(Records from a data collection)
- - -

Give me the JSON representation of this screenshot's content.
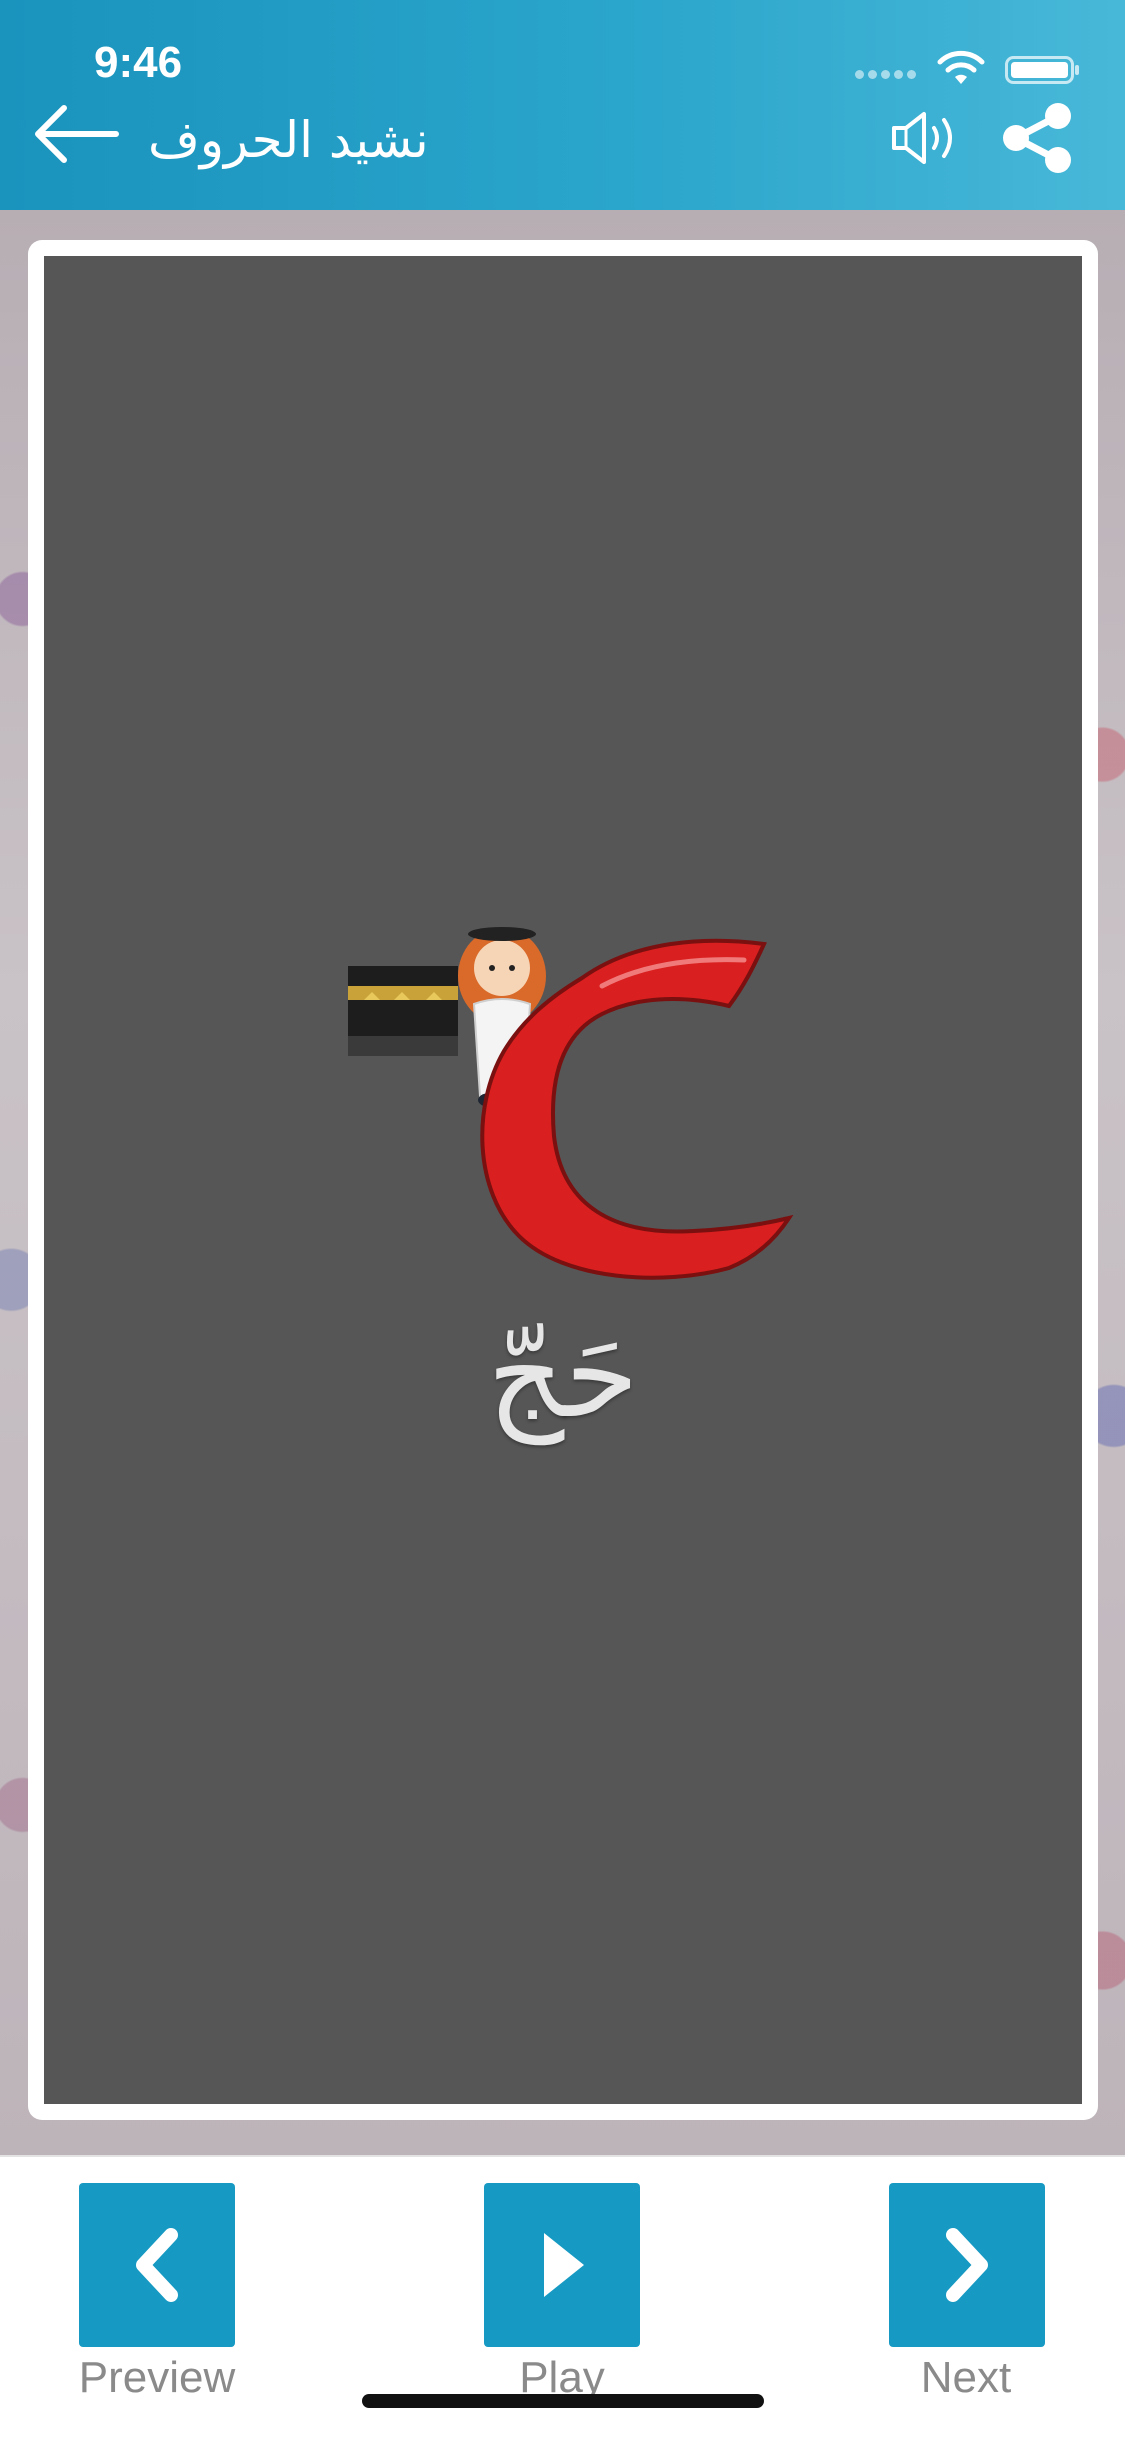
{
  "status_bar": {
    "time": "9:46"
  },
  "header": {
    "title": "نشيد الحروف",
    "icons": [
      "back-arrow-icon",
      "speaker-icon",
      "share-icon"
    ]
  },
  "card": {
    "letter": "ح",
    "word": "حَجّ",
    "letter_color": "#d91f1f",
    "background_color": "#565656"
  },
  "bottom_nav": {
    "preview_label": "Preview",
    "play_label": "Play",
    "next_label": "Next",
    "button_color": "#1699c2"
  }
}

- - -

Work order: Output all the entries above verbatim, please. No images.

Solution to the exercise:
Give me the JSON representation of this screenshot's content.
{
  "status_bar": {
    "time": "9:46"
  },
  "header": {
    "title": "نشيد الحروف",
    "icons": [
      "back-arrow-icon",
      "speaker-icon",
      "share-icon"
    ]
  },
  "card": {
    "letter": "ح",
    "word": "حَجّ",
    "letter_color": "#d91f1f",
    "background_color": "#565656"
  },
  "bottom_nav": {
    "preview_label": "Preview",
    "play_label": "Play",
    "next_label": "Next",
    "button_color": "#1699c2"
  }
}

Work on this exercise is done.